» **WORK REQUIRED**: Print each of the records below, leaving every word as it is.

(Entries from a dataset of interfaces)
--
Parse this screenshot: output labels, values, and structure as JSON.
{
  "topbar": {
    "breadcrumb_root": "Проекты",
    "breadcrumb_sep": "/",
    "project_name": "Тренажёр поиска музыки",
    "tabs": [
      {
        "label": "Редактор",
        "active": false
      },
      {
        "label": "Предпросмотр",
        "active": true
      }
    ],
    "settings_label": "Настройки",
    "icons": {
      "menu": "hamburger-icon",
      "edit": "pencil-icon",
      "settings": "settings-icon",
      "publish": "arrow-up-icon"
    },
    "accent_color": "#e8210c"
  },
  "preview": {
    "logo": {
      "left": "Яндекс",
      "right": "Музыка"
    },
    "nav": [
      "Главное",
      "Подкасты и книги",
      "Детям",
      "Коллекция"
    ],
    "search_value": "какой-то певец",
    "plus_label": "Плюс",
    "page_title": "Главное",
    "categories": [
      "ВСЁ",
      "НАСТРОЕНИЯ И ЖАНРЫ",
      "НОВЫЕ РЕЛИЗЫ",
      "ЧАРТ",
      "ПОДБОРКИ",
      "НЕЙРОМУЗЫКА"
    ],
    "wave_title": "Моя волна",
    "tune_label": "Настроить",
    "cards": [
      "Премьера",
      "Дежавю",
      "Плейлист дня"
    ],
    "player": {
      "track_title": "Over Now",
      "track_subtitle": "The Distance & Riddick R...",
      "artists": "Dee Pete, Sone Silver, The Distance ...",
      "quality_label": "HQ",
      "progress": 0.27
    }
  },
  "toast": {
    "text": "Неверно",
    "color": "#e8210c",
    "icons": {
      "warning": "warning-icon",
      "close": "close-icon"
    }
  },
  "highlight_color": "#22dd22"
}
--
» **RESULT OF THIS TASK**:
Parse this screenshot: output labels, values, and structure as JSON.
{
  "topbar": {
    "breadcrumb_root": "Проекты",
    "breadcrumb_sep": "/",
    "project_name": "Тренажёр поиска музыки",
    "tabs": [
      {
        "label": "Редактор",
        "active": false
      },
      {
        "label": "Предпросмотр",
        "active": true
      }
    ],
    "settings_label": "Настройки",
    "icons": {
      "menu": "hamburger-icon",
      "edit": "pencil-icon",
      "settings": "settings-icon",
      "publish": "arrow-up-icon"
    },
    "accent_color": "#e8210c"
  },
  "preview": {
    "logo": {
      "left": "Яндекс",
      "right": "Музыка"
    },
    "nav": [
      "Главное",
      "Подкасты и книги",
      "Детям",
      "Коллекция"
    ],
    "search_value": "какой-то певец",
    "plus_label": "Плюс",
    "page_title": "Главное",
    "categories": [
      "ВСЁ",
      "НАСТРОЕНИЯ И ЖАНРЫ",
      "НОВЫЕ РЕЛИЗЫ",
      "ЧАРТ",
      "ПОДБОРКИ",
      "НЕЙРОМУЗЫКА"
    ],
    "wave_title": "Моя волна",
    "tune_label": "Настроить",
    "cards": [
      "Премьера",
      "Дежавю",
      "Плейлист дня"
    ],
    "player": {
      "track_title": "Over Now",
      "track_subtitle": "The Distance & Riddick R...",
      "artists": "Dee Pete, Sone Silver, The Distance ...",
      "quality_label": "HQ",
      "progress": 0.27
    }
  },
  "toast": {
    "text": "Неверно",
    "color": "#e8210c",
    "icons": {
      "warning": "warning-icon",
      "close": "close-icon"
    }
  },
  "highlight_color": "#22dd22"
}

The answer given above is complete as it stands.